|All Authors / Contributors:||
Jane Ellen Wayne
|Notes:||"First published in Great Britain by Robson Books Ltd."--Title page verso.|
|Description:||xi, 319 pages : illustrations ; 22 cm|
|Responsibility:||Jane Ellen Wayne.|

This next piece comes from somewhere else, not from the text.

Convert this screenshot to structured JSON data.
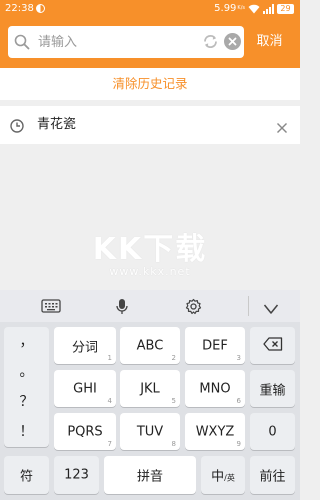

From the beginning it was Clark Gable as Gable who caught the eye of movie- and theatergoers around the world. On stage in Houston and New York in the late twenties, he was noted for his commanding stage presence and roguish charm. On screen in the 1931 film A Free Soul, he shocked audiences by roughing up the delicate and captivating Norma Shearer, something that was previously unheard of in movies. Audiences, both men and women, loved it and Gable was catapulted into the big league. From there he rose swiftly to near idol stature, making close to one hundred films in his lifetime and achieving immortalization in the timeless epic, Gone With the Wind, where, again, he gave audiences exactly what they wanted: Gable. For more than any other role, the character of Rhett Butler epitomized that of its creator: The cunning, manipulative, and devastatingly good-looking gunrunner was a Civil War era incarnation of Gable himself.
The man who finally won the indomitable Scarlett O'Hara onscreen was even more of a lady's man offscreen. He seduced, and, in several cases, married women of immense wealth and ambition who could sustain his extravagant lifestyle and further his career. His marriages to the dowdy, middle-aged Josephine Dillon and, later, to Houston socialite Ria Langham, for instance, were clearly little more than financial arrangements and Gable maintained extramarital relations throughout both. Among his most famous lovers were Hollywood stars Grace Kelly, Ava Gardner, and the incomparable Joan Crawford. But only Carole Lombard, with her stunning blonde looks and baudy sense of humor, captured his heart and taught him how to love. Her death nearly destroyed him. Yet he struggled on, eventually finding happiness with this last wife, heiress Kay Spreckles, who gave him an only son he never lived to see.
Clark Gable: Portrait of a Misfit is an unforgettable glimpse into the personal and cinematic life of the man who seduced millions with his sexual charisma and charm.